In June, Maine is expected to hold the first-in-the-nation statewide primary election using ranked choice voting, with contests for governor, US Senate, and Congress on the agenda. But it is shaping up to be a potential disaster, as partisan differences have placed state election officials in the impossible position of being under a legal obligation to hold an election while not being given the means — financial, administrative and possibly constitutional — to do so. If nothing changes, there could be long delays in getting results, and the gubernatorial races in particular could be mired in law suits.
In this week’s Maine Sunday Telegram, I asked how a theoretically neutral electoral reform intended to reduce partisanship and polarization has become mired in polarization and partisanship, with Maine voters and legislators sharply split on party lines. The answers may surprise.

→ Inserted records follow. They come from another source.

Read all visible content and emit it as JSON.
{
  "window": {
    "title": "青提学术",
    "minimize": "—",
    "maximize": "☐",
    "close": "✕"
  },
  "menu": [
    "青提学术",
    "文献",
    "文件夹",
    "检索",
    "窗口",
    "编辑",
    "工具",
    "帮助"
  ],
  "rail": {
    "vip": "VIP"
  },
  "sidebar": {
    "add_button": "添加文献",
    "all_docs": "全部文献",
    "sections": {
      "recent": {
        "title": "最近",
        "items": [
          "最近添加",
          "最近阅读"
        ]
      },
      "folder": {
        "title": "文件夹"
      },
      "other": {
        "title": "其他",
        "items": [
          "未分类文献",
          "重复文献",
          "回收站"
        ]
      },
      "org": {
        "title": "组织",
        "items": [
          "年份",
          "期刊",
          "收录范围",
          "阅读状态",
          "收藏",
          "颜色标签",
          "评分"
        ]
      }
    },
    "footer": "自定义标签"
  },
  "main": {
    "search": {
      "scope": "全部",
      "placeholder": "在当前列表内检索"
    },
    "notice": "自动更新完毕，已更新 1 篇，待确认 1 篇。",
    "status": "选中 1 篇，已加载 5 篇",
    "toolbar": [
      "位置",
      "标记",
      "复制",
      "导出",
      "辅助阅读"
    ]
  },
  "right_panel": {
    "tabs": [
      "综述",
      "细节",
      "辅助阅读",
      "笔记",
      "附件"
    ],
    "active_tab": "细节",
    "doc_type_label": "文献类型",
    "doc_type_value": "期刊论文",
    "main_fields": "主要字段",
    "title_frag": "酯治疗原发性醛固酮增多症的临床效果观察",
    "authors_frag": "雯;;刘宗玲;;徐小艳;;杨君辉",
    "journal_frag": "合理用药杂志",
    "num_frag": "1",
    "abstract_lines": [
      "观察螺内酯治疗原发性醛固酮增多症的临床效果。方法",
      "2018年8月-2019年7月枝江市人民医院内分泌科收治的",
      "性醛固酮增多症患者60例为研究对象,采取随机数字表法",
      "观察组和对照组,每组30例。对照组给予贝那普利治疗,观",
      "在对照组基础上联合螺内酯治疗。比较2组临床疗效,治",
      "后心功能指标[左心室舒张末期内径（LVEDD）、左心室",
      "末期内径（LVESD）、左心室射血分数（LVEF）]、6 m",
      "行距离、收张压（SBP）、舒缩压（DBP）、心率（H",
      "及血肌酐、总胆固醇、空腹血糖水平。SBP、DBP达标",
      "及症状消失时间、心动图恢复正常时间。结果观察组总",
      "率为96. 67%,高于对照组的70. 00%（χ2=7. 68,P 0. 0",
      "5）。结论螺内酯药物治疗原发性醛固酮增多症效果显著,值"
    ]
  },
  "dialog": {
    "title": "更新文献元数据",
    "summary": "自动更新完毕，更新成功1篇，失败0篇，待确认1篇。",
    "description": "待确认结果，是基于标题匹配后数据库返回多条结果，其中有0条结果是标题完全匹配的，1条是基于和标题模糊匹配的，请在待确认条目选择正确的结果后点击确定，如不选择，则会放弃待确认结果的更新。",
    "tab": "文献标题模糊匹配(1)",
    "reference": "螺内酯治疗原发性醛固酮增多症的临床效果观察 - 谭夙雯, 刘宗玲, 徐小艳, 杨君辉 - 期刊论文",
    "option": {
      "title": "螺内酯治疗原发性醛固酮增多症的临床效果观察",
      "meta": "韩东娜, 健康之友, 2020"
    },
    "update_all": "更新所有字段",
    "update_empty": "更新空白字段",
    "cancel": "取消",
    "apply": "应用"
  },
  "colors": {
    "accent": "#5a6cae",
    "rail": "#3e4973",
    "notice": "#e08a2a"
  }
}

I last wrote about ranked choice voting in Maine just a week before, in this magazine piece for Politico.